Developing crucial skills through play
Now that the holidays are over, let’s weigh in some of those keepers – specifically, those pesky toys that take up space and may cram not only your space, but your style. As with any toys, there’s always an upside. They are likely the toys that go a long way in helping toddlers and preschoolers enhance their gross motor skills; a critical aspect of body and mind development in early childhood.
At Rosewood Academy, gross motor skill development is a fun part of daily routine across all age groups; whether it’s dancing while singing, jumping up and down while learning the letter or number of the week, or just monkeying around on the playground. Children especially enjoy weekly classes with Mr. Bonner, Rosewood’s own physical fitness coach.
Back to those holiday gifts. If your child happened to have been gifted some of those favored by fitness experts, you’re in luck. If not, when you’re on the search for ways in which to channel their energy, take some tips from Sheryl Cooper, founder of Teaching 2 and 3 year olds.
Play tunnels teach bilateral coordination skills – left and right side – as well as core, neck, shoulder and leg strengthening. When balancing their body weight on all fours while crawling, tunnels help children’s vestibular system; inner ear and balance.
Schools love using parachutes for group large motor play, lifting and lowering it while singing songs with eager children. These activities help develop a child’s upper torso and strengthen shoulder, arm and hand muscles.

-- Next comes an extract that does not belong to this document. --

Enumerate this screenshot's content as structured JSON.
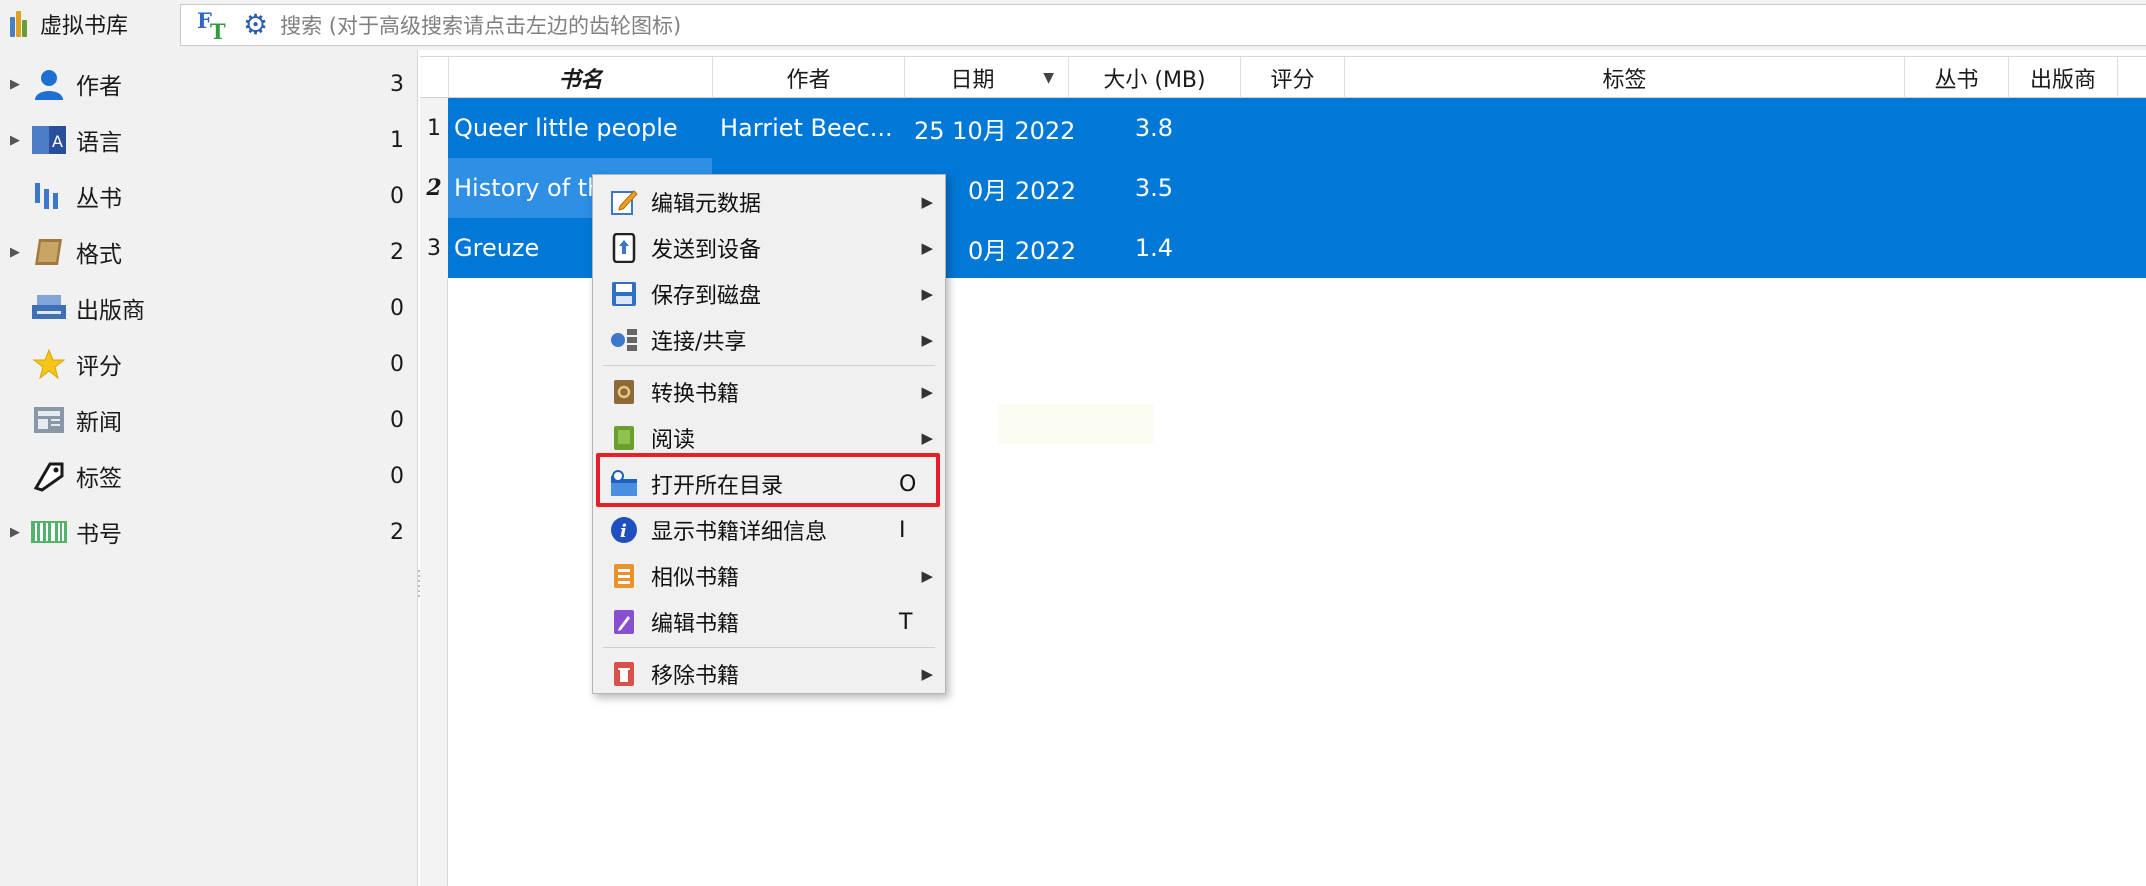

Ball play can help a child develop vital gross motor skills such as: bouncing, rolling, catching, throwing, kicking, aiming, and tracking. What’s great is that in the process, they’re enhancing social skills through interactions with other children.
Developing motor and balance skills further, a popular toy is scooter boards .
The actions of maneuvering, swerving and twisting and balancing provide excellent opportunities to fine tune gross motor skills.
Finally, take a look at Moluk Bilibo Chairs . The benefits include, “stimulating creativity, improving hand-eye coordination, strengthening the core, improving balance, and helping with sensory issues.” (Teaching2and3yearolds.com). Preschoolers and toddlers rock side to side in these chairs and pick them up due to their size to turn them over and even practice balancing on them – but those are just a few of the ways you can use these chairs!
Visit Sheryl Moore’s link for more information.